U.S. property and casualty insurers are likely to see improved underwriting results this year as premium prices increase significantly in underperforming segments such as auto and property, Fitch Ratings Inc. said in a report released Thursday.
Still, insurance profits may not return in 2023 due to volatility in claims due to higher inflation and macroeconomic uncertainty, Fitch said.
Fitch forecasts a total expense ratio of 100.4% for the full year. Net profit and return on surplus will recover but are expected to reach 6.5%, below the ten-year average of 7%.
Despite premium growth, the industry’s total cost deteriorated to 102.5% in 2022, driven by above-average catastrophe losses, including Hurricane Ian, and a sharp deterioration in the auto segment.
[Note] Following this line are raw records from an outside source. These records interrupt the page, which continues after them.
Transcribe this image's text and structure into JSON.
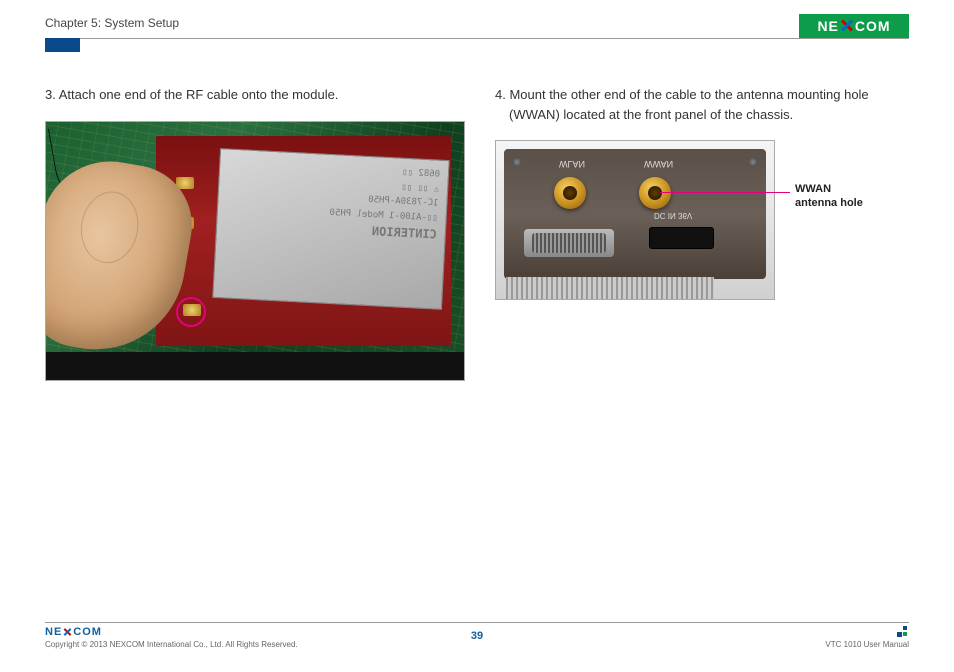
{
  "header": {
    "chapter": "Chapter 5: System Setup",
    "logo_text_left": "NE",
    "logo_text_right": "COM"
  },
  "steps": {
    "s3": "3. Attach one end of the RF cable onto the module.",
    "s4_line1": "4. Mount the other end of the cable to the antenna mounting hole",
    "s4_line2": "(WWAN) located at the front panel of the chassis."
  },
  "fig1": {
    "chip_lines": [
      "0682 ▯▯",
      "⚠ ▯▯ ▯▯",
      "1C-7830A-PH50",
      "▯▯-A100-1 Model PH50",
      "CINTERION"
    ]
  },
  "fig2": {
    "label_wlan": "WLAN",
    "label_wwan": "WWAN",
    "label_dc": "DC IN  36V",
    "callout_line1": "WWAN",
    "callout_line2": "antenna hole"
  },
  "footer": {
    "logo_left": "NE",
    "logo_right": "COM",
    "copyright": "Copyright © 2013 NEXCOM International Co., Ltd. All Rights Reserved.",
    "page": "39",
    "doc": "VTC 1010 User Manual"
  }
}
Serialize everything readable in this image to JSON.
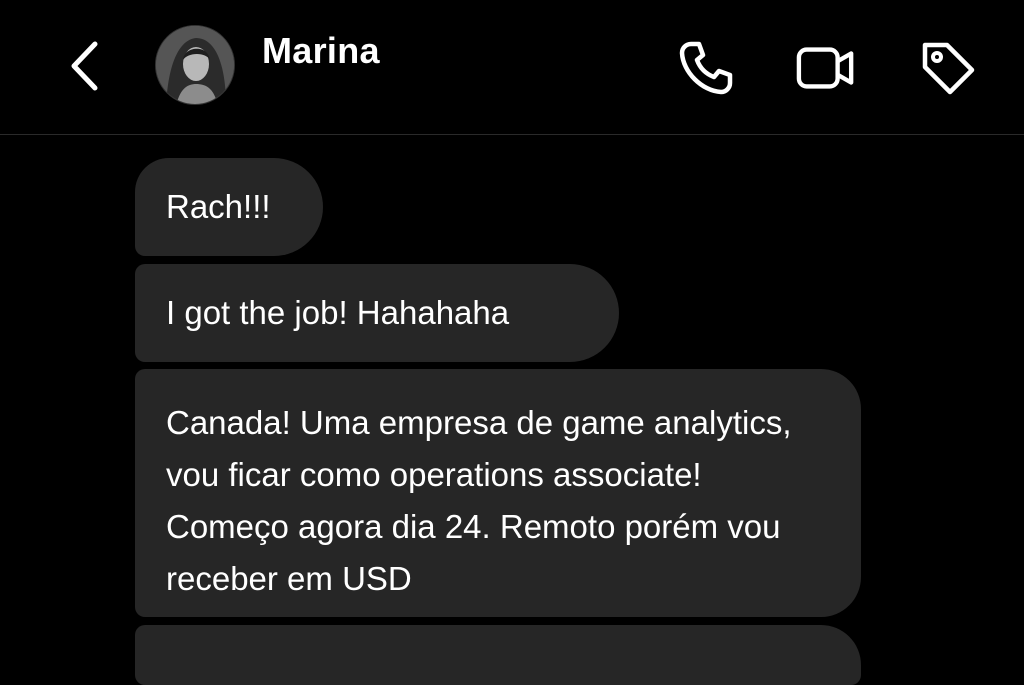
{
  "header": {
    "contact_name": "Marina",
    "icons": {
      "back": "chevron-left-icon",
      "call": "phone-icon",
      "video": "video-camera-icon",
      "tag": "tag-icon"
    }
  },
  "messages": [
    {
      "sender": "incoming",
      "text": "Rach!!!"
    },
    {
      "sender": "incoming",
      "text": "I got the job! Hahahaha"
    },
    {
      "sender": "incoming",
      "text": "Canada! Uma empresa de game analytics, vou ficar como operations associate! Começo agora dia 24. Remoto porém vou receber em USD"
    }
  ],
  "colors": {
    "background": "#000000",
    "bubble": "#262626",
    "text": "#ffffff"
  }
}
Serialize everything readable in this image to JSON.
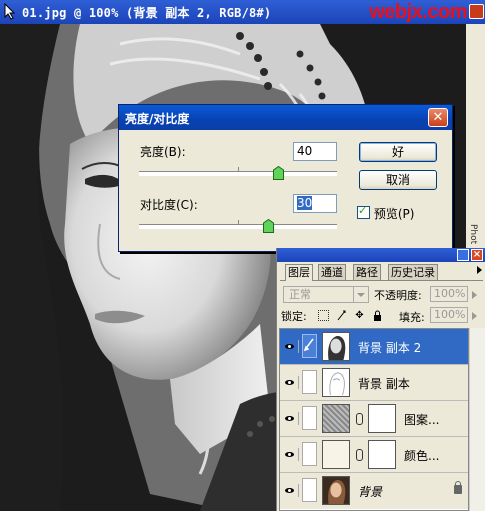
{
  "document": {
    "title": "01.jpg @ 100% (背景 副本 2, RGB/8#)",
    "watermark": "webjx.com",
    "side_label": "Phot"
  },
  "dialog": {
    "title": "亮度/对比度",
    "brightness_label": "亮度(B):",
    "brightness_value": "40",
    "contrast_label": "对比度(C):",
    "contrast_value": "30",
    "ok_label": "好",
    "cancel_label": "取消",
    "preview_label": "预览(P)",
    "preview_checked": true,
    "brightness_slider_fraction": 0.7,
    "contrast_slider_fraction": 0.65
  },
  "layers_panel": {
    "tabs": [
      {
        "label": "图层",
        "active": true
      },
      {
        "label": "通道",
        "active": false
      },
      {
        "label": "路径",
        "active": false
      },
      {
        "label": "历史记录",
        "active": false
      }
    ],
    "blend_mode": "正常",
    "opacity_label": "不透明度:",
    "opacity_value": "100%",
    "lock_label": "锁定:",
    "fill_label": "填充:",
    "fill_value": "100%",
    "layers": [
      {
        "name": "背景 副本 2",
        "selected": true,
        "visible": true
      },
      {
        "name": "背景 副本",
        "selected": false,
        "visible": true
      },
      {
        "name": "图案...",
        "selected": false,
        "visible": true
      },
      {
        "name": "颜色...",
        "selected": false,
        "visible": true
      },
      {
        "name": "背景",
        "selected": false,
        "visible": true,
        "locked": true
      }
    ]
  },
  "colors": {
    "title_blue": "#1c44b8",
    "selection_blue": "#316ac5",
    "dialog_bg": "#ece9d8",
    "watermark_red": "#e8101e"
  }
}
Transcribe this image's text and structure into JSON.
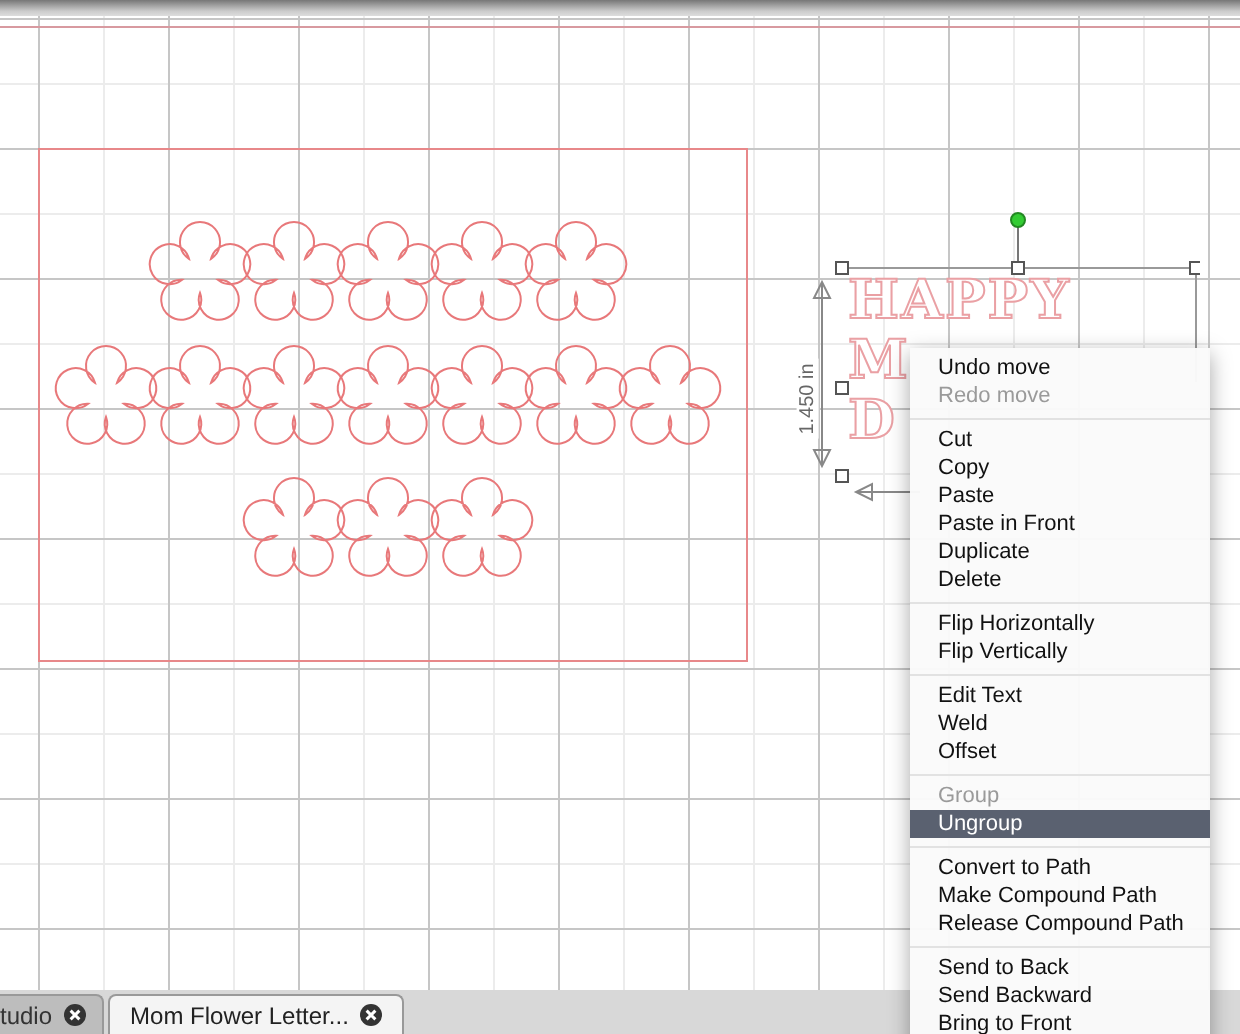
{
  "canvas": {
    "text_lines": [
      "HAPPY",
      "M",
      "D"
    ],
    "dimension": "1.450 in"
  },
  "context_menu": {
    "sections": [
      [
        {
          "label": "Undo move",
          "disabled": false,
          "selected": false
        },
        {
          "label": "Redo move",
          "disabled": true,
          "selected": false
        }
      ],
      [
        {
          "label": "Cut",
          "disabled": false,
          "selected": false
        },
        {
          "label": "Copy",
          "disabled": false,
          "selected": false
        },
        {
          "label": "Paste",
          "disabled": false,
          "selected": false
        },
        {
          "label": "Paste in Front",
          "disabled": false,
          "selected": false
        },
        {
          "label": "Duplicate",
          "disabled": false,
          "selected": false
        },
        {
          "label": "Delete",
          "disabled": false,
          "selected": false
        }
      ],
      [
        {
          "label": "Flip Horizontally",
          "disabled": false,
          "selected": false
        },
        {
          "label": "Flip Vertically",
          "disabled": false,
          "selected": false
        }
      ],
      [
        {
          "label": "Edit Text",
          "disabled": false,
          "selected": false
        },
        {
          "label": "Weld",
          "disabled": false,
          "selected": false
        },
        {
          "label": "Offset",
          "disabled": false,
          "selected": false
        }
      ],
      [
        {
          "label": "Group",
          "disabled": true,
          "selected": false
        },
        {
          "label": "Ungroup",
          "disabled": false,
          "selected": true
        }
      ],
      [
        {
          "label": "Convert to Path",
          "disabled": false,
          "selected": false
        },
        {
          "label": "Make Compound Path",
          "disabled": false,
          "selected": false
        },
        {
          "label": "Release Compound Path",
          "disabled": false,
          "selected": false
        }
      ],
      [
        {
          "label": "Send to Back",
          "disabled": false,
          "selected": false
        },
        {
          "label": "Send Backward",
          "disabled": false,
          "selected": false
        },
        {
          "label": "Bring to Front",
          "disabled": false,
          "selected": false
        }
      ]
    ]
  },
  "tabs": [
    {
      "label": "tudio",
      "selected": false
    },
    {
      "label": "Mom Flower Letter...",
      "selected": true
    }
  ]
}
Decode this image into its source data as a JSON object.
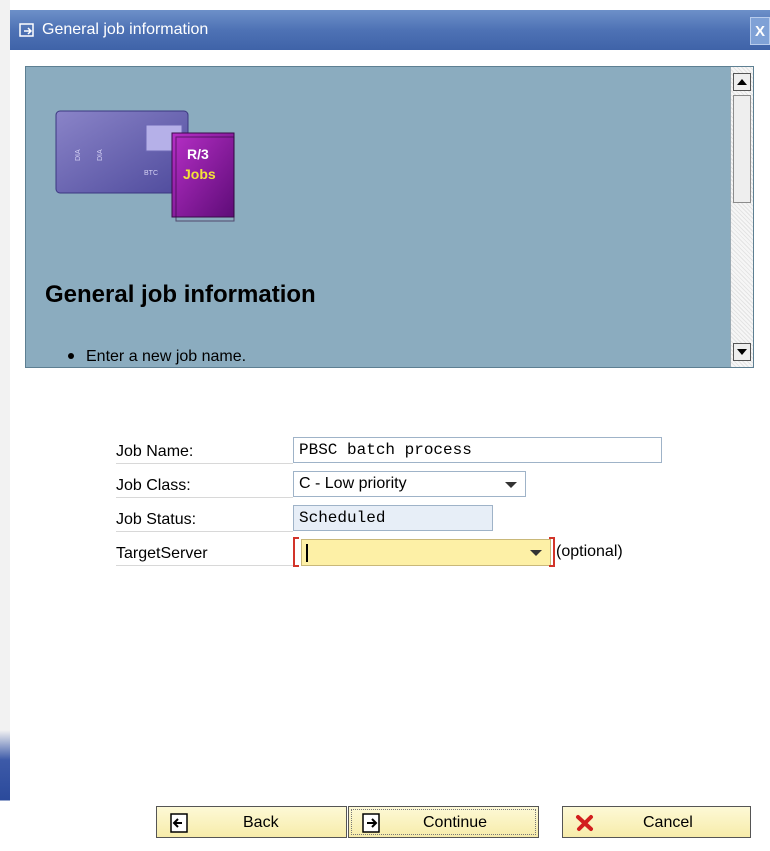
{
  "window": {
    "title": "General job information",
    "close_glyph": "X",
    "accent_color": "#4e72b5"
  },
  "banner": {
    "logo_top_text": "R/3",
    "logo_bottom_text": "Jobs",
    "logo_card_text_1": "DIA",
    "logo_card_text_2": "DIA",
    "logo_card_text_3": "BTC",
    "heading": "General job information",
    "bullets": [
      "Enter a new job name."
    ],
    "background_color": "#8bacbf"
  },
  "form": {
    "job_name": {
      "label": "Job Name:",
      "value": "PBSC batch process"
    },
    "job_class": {
      "label": "Job Class:",
      "value": "C - Low priority"
    },
    "job_status": {
      "label": "Job Status:",
      "value": "Scheduled"
    },
    "target_server": {
      "label": "TargetServer",
      "value": "",
      "hint": "(optional)"
    }
  },
  "buttons": {
    "back": {
      "label": "Back",
      "icon": "back-arrow-icon"
    },
    "continue": {
      "label": "Continue",
      "icon": "forward-arrow-icon"
    },
    "cancel": {
      "label": "Cancel",
      "icon": "red-x-icon"
    }
  }
}
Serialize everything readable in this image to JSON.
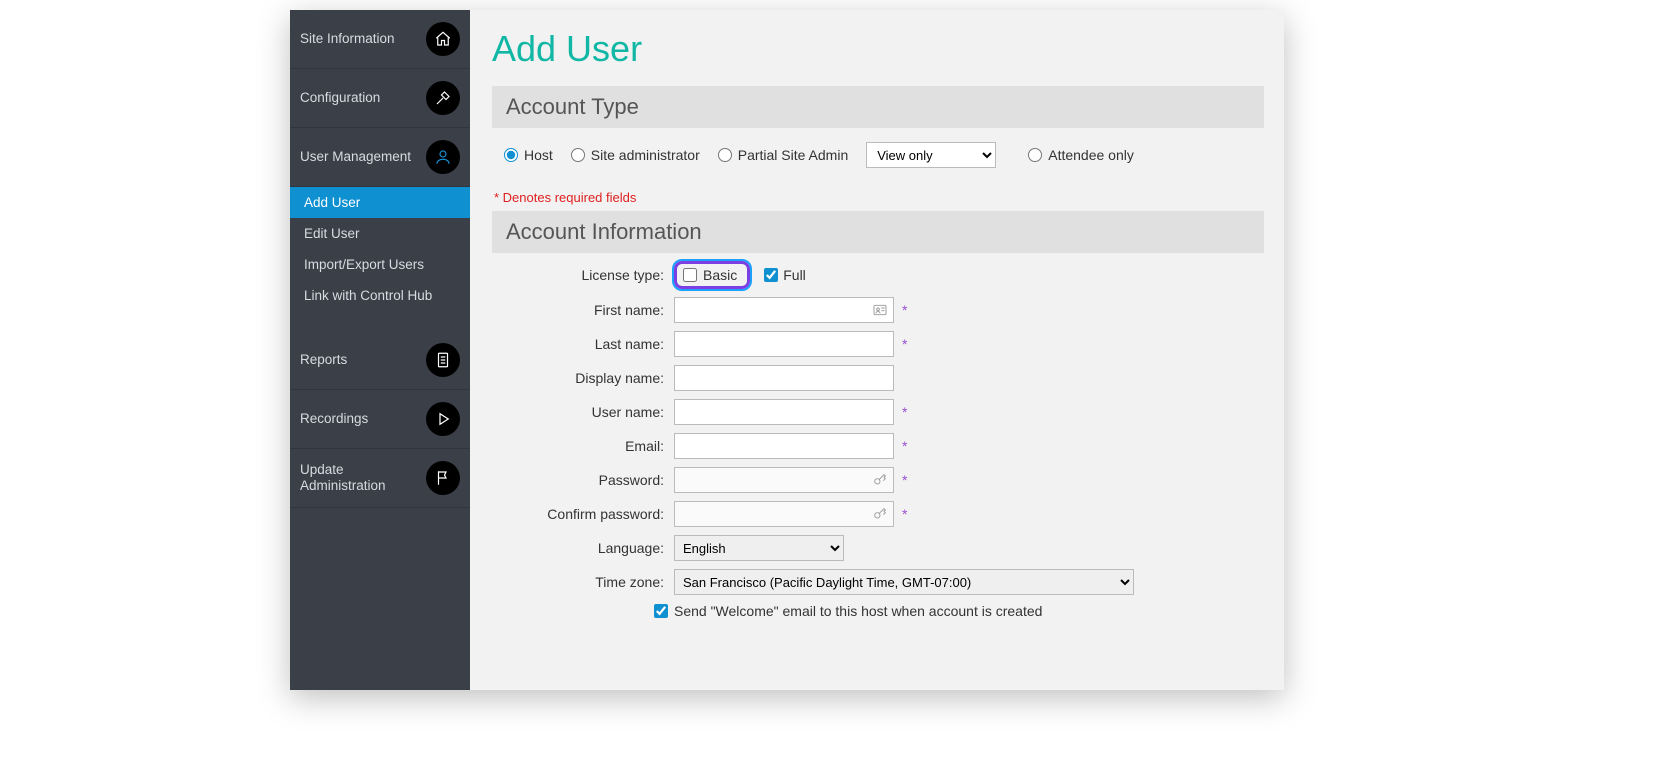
{
  "sidebar": {
    "items": [
      {
        "label": "Site Information",
        "icon": "home"
      },
      {
        "label": "Configuration",
        "icon": "tools"
      },
      {
        "label": "User Management",
        "icon": "user",
        "active": true
      },
      {
        "label": "Reports",
        "icon": "document"
      },
      {
        "label": "Recordings",
        "icon": "play"
      },
      {
        "label": "Update Administration",
        "icon": "flag"
      }
    ],
    "subitems": [
      {
        "label": "Add User",
        "active": true
      },
      {
        "label": "Edit User"
      },
      {
        "label": "Import/Export Users"
      },
      {
        "label": "Link with Control Hub"
      }
    ]
  },
  "page": {
    "title": "Add User",
    "section_account_type": "Account Type",
    "section_account_info": "Account Information",
    "required_note": "* Denotes required fields"
  },
  "account_type": {
    "host": "Host",
    "site_admin": "Site administrator",
    "partial": "Partial Site Admin",
    "partial_select": "View only",
    "attendee": "Attendee only",
    "selected": "host"
  },
  "form": {
    "license_label": "License type:",
    "license_basic": "Basic",
    "license_full": "Full",
    "license_basic_checked": false,
    "license_full_checked": true,
    "first_name": {
      "label": "First name:",
      "value": ""
    },
    "last_name": {
      "label": "Last name:",
      "value": ""
    },
    "display_name": {
      "label": "Display name:",
      "value": ""
    },
    "user_name": {
      "label": "User name:",
      "value": ""
    },
    "email": {
      "label": "Email:",
      "value": ""
    },
    "password": {
      "label": "Password:",
      "value": ""
    },
    "confirm_password": {
      "label": "Confirm password:",
      "value": ""
    },
    "language": {
      "label": "Language:",
      "value": "English"
    },
    "time_zone": {
      "label": "Time zone:",
      "value": "San Francisco (Pacific Daylight Time, GMT-07:00)"
    },
    "welcome_email": {
      "label": "Send \"Welcome\" email to this host when account is created",
      "checked": true
    }
  }
}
This compared with a consistent range of 99% to 100% for the previous four years, the report said. The total quotas of the commercial lines are expected to deteriorate slightly in 2023
Net written premium increased to $773.9 billion in 2022, up 8% from $716.0 billion in 2021, but down slightly from 2021’s growth rate of 9%. Fitch expects an increase of around 7% in net premium income for this year.
“Ongoing tightening of premium rates and exposure increases in commercial lines, combined with an acceleration of pricing actions in personal lines, contributed to property/casualty premium growth above historical norms in 2022,” Fitch said.
Industry net income fell 31% in 2022 to $43 billion, driven by declining underwriting results in personal lines, Fitch said.
This was in stark contrast to net profits in the range of $60 billion to $63 billion in the previous four years.
“Variability in natural catastrophe losses is an ongoing issue, exacerbated by sharp increases in reinsurance costs and less reliable available capacity,” Fitch said.
Higher potential volatility in claims costs could result in future negative reserve development, Fitch said.
Its neutral sector outlook for US property/casualty insurance is based on stable to improved operating results this year.